The Simon Wiesenthal Center announced today it has acquired "the most significant document in its 34-year history," a four-page letter signed by Adolf Hitler, dated September 16, 1919, six years before the publication of "Mein Kampf." The letter describes Hitler's hatred of Jews and calls for "the uncompromising removal of the Jews altogether." The letter will be displayed at the Museum of Tolerance on Pico Boulevard, beginning July 16. From the flackage:
What began as a private letter, one man's opinion, twenty-two years later became the 'Magna Carta' of an entire nation and led to the nearly total extinction of the Jewish people. This is an important lesson for future generations," said Rabbi Marvin Hier, Wiesenthal Center Dean and Founder. "Demagogues mean what they say and given the opportunity, carry out what they promise," he concluded.
The New York Times story begins:
In 1919, a soldier in Munich discovered that he could galvanize small groups of fellow trench warfare veterans with virulently anti-Semitic oratory. A superior officer, impressed with the soldier’s oral skills, asked him to commit his ideas to paper.
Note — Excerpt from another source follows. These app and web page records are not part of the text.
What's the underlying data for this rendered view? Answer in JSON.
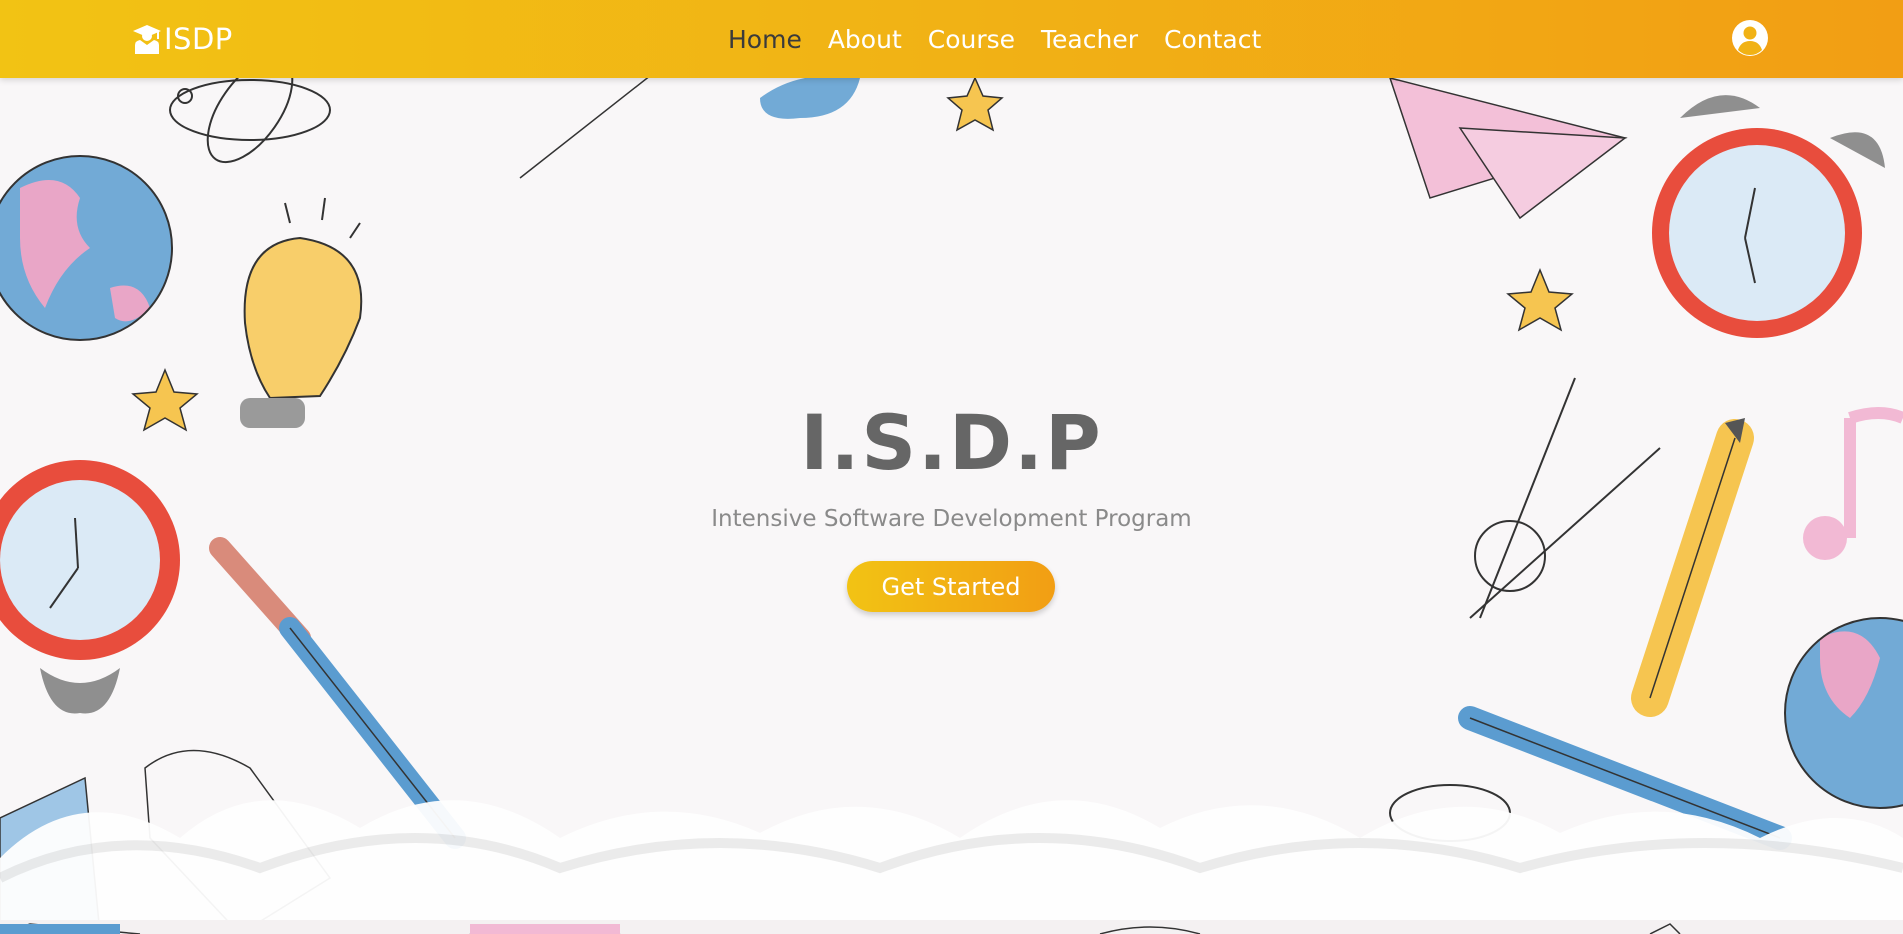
{
  "brand": {
    "name": "ISDP",
    "icon": "graduate-icon"
  },
  "nav": {
    "items": [
      {
        "label": "Home",
        "active": true
      },
      {
        "label": "About",
        "active": false
      },
      {
        "label": "Course",
        "active": false
      },
      {
        "label": "Teacher",
        "active": false
      },
      {
        "label": "Contact",
        "active": false
      }
    ],
    "account_icon": "user-circle-icon"
  },
  "hero": {
    "title": "I.S.D.P",
    "subtitle": "Intensive Software Development Program",
    "cta_label": "Get Started"
  },
  "colors": {
    "brand_start": "#f2c314",
    "brand_end": "#f29e14",
    "active_nav": "#3b3b3b",
    "title": "#666666",
    "subtitle": "#8a8a8a"
  }
}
Thus came into existence the first written record of Adolf Hitler’s obsessive hostility toward Jews, an embryonic form of the worldview that would later lead to the Holocaust and millions of deaths.